Irish rugby followers’ fingers are crossed that Stephen Ferris is given the go-ahead to face Italy in Saturday’s opening match of the Six Nations’ title defence.
The Ulster flanker was due to undergo a check today to determine his fitness.
The Irish squad reconvened last night and with the countdown to the weekend now underway Ferris does not have time on his side.
A leg injury picked up on Ulster duty against Bath in their Heineken Cup group match on January 23 was duly diagnosed as bone bruising. The Irish team’s medical advisers gave him last week off, telling him to rest and avoid subjecting the injury to weight, strain or pressure.
But over the weekend it emerged that his chances of being fit to face the Italians were thought to be no better than 50-50 and with the squad being reduced to match-size proportions tomorrow the fear is that Ferris may not be ready.
The blindside’s all-action style means he puts his body on the line each time he plays. His physical courage and total commitment come at a price, however, with injuries an inevitability.

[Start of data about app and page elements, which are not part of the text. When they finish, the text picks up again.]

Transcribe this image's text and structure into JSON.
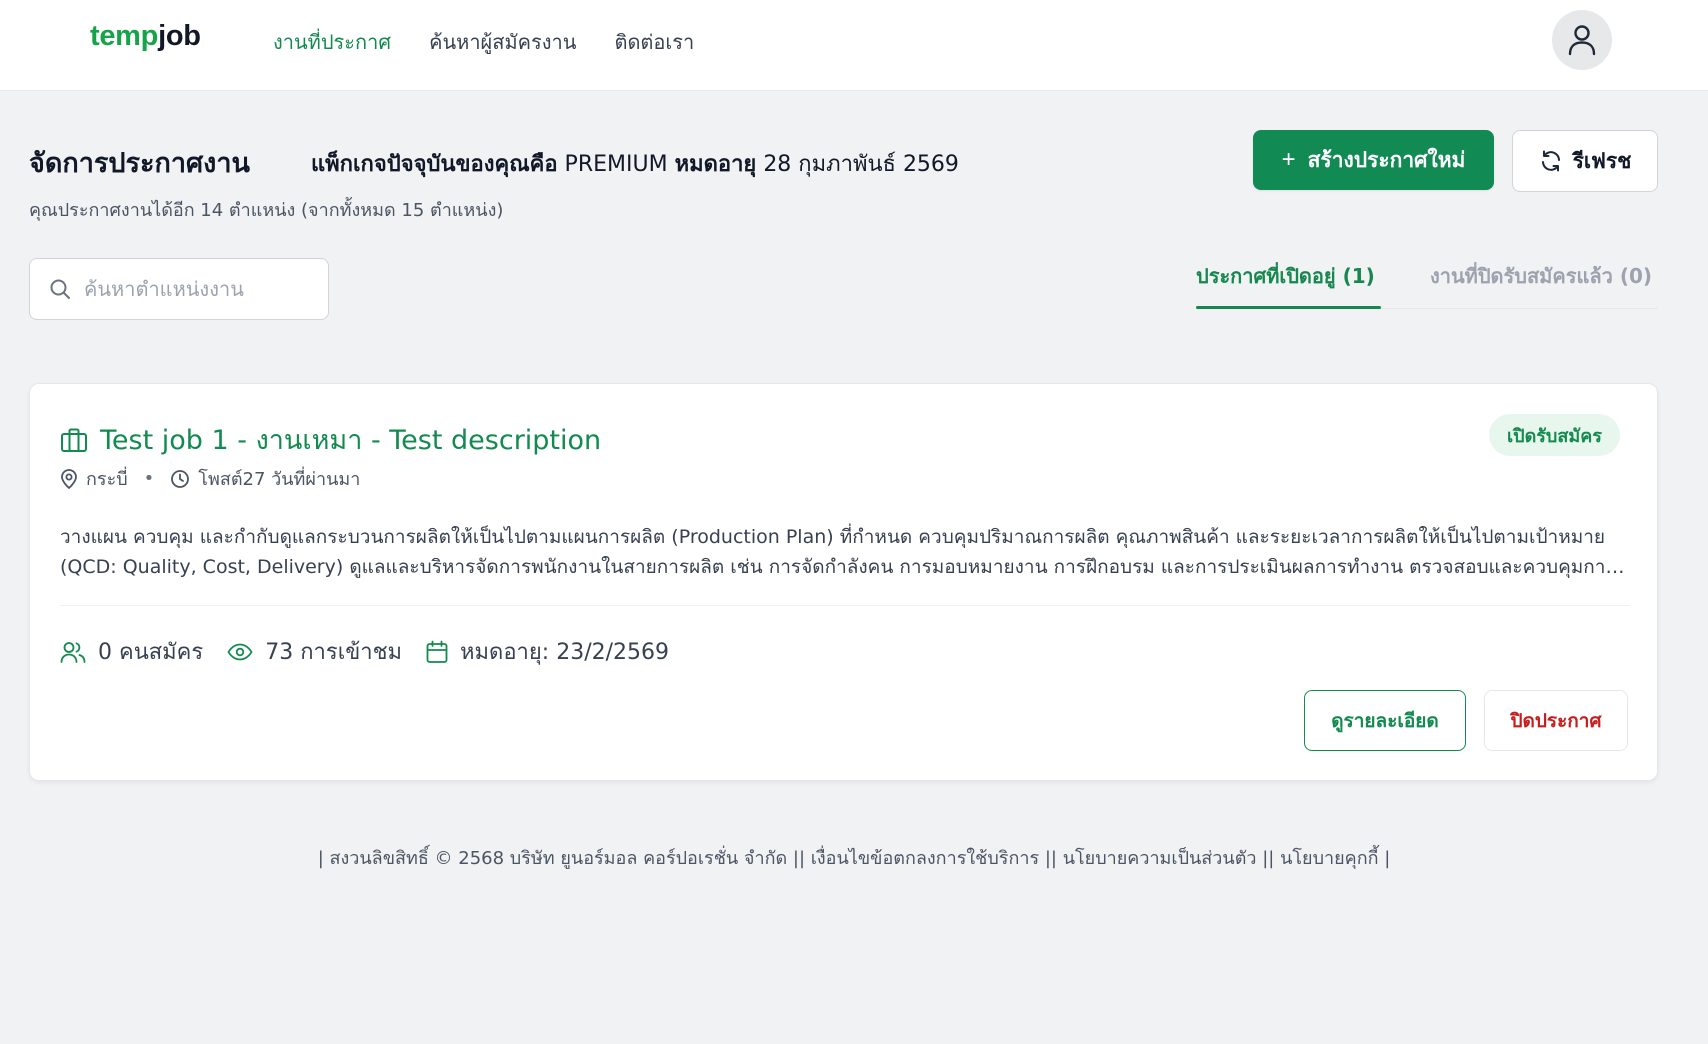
{
  "navbar": {
    "logo_part1": "temp",
    "logo_part2": "job",
    "links": [
      {
        "label": "งานที่ประกาศ",
        "active": true
      },
      {
        "label": "ค้นหาผู้สมัครงาน",
        "active": false
      },
      {
        "label": "ติดต่อเรา",
        "active": false
      }
    ],
    "avatar_icon": "user-icon"
  },
  "header": {
    "title": "จัดการประกาศงาน",
    "package_label": "แพ็กเกจปัจจุบันของคุณคือ",
    "package_name": "PREMIUM",
    "expiry_label": "หมดอายุ",
    "expiry_date": "28 กุมภาพันธ์ 2569",
    "subtitle": "คุณประกาศงานได้อีก 14 ตำแหน่ง (จากทั้งหมด 15 ตำแหน่ง)",
    "create_button": "สร้างประกาศใหม่",
    "create_icon": "+",
    "refresh_button": "รีเฟรช"
  },
  "search": {
    "placeholder": "ค้นหาตำแหน่งงาน",
    "value": ""
  },
  "tabs": [
    {
      "label": "ประกาศที่เปิดอยู่ (1)",
      "active": true
    },
    {
      "label": "งานที่ปิดรับสมัครแล้ว (0)",
      "active": false
    }
  ],
  "jobs": [
    {
      "title": "Test job 1 - งานเหมา - Test description",
      "status": "เปิดรับสมัคร",
      "location": "กระบี่",
      "posted": "โพสต์27 วันที่ผ่านมา",
      "description": "วางแผน ควบคุม และกำกับดูแลกระบวนการผลิตให้เป็นไปตามแผนการผลิต (Production Plan) ที่กำหนด ควบคุมปริมาณการผลิต คุณภาพสินค้า และระยะเวลาการผลิตให้เป็นไปตามเป้าหมาย (QCD: Quality, Cost, Delivery) ดูแลและบริหารจัดการพนักงานในสายการผลิต เช่น การจัดกำลังคน การมอบหมายงาน การฝึกอบรม และการประเมินผลการทำงาน ตรวจสอบและควบคุมการใช้วัตถุดิบ",
      "applicants": "0 คนสมัคร",
      "views": "73 การเข้าชม",
      "expiry": "หมดอายุ: 23/2/2569",
      "detail_button": "ดูรายละเอียด",
      "close_button": "ปิดประกาศ"
    }
  ],
  "footer": {
    "text": "| สงวนลิขสิทธิ์ © 2568 บริษัท ยูนอร์มอล คอร์ปอเรชั่น จำกัด || เงื่อนไขข้อตกลงการใช้บริการ || นโยบายความเป็นส่วนตัว || นโยบายคุกกี้ |"
  },
  "colors": {
    "brand_green": "#138a50",
    "logo_green": "#16a34a",
    "danger_red": "#c81e1e",
    "badge_bg": "#e8f7ee",
    "page_bg": "#f1f2f4"
  }
}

Last season he bowed out of Ireland’s Millennium Stadium Grand Slam decider against Wales after picking up a hand injury early on. During the Lions’ summer tour of South Africa a knee injury — that one picked up in training — forced him out after two games. And in November, in the third of the three Autumn series fixtures, he was a first-half injury casualty in the Croke Park clash with South Africa.

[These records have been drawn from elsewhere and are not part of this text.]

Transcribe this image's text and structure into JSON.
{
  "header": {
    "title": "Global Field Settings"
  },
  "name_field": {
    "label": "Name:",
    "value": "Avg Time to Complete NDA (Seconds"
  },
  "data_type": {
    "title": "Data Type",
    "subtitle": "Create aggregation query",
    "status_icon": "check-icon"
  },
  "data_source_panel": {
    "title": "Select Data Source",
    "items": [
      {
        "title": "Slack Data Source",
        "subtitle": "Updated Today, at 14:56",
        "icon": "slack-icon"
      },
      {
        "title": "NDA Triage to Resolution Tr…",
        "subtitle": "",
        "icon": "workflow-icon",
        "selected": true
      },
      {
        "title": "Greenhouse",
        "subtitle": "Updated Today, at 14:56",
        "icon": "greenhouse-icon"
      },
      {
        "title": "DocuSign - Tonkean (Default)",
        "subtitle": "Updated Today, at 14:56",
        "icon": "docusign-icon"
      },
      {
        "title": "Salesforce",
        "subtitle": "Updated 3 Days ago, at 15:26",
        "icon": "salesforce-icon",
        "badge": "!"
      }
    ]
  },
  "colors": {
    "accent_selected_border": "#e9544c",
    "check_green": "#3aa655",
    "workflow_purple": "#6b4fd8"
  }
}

Friends’ schoolteacher and Ulster schools’ rugby doyen, Barney McGonigle, who discovered Ferris during his time as a student at the Lisburn seat of learning, said: “It’s a two-way thing. The way he plays is what makes him special and no-one would ever want to change that.
“But it also means that he’s on the front line every time he goes out on the pitch.
“I was in contact with him by text to congratulate him after Ulster’s win in Bath and there was nothing in his reply to suggest any serious injury problem at that stage. So things have got worse in the interim.
“Let’s just hope that if he isn’t available his absence will be for one match only.
“He would be a huge loss to Ireland if it was for longer than that.”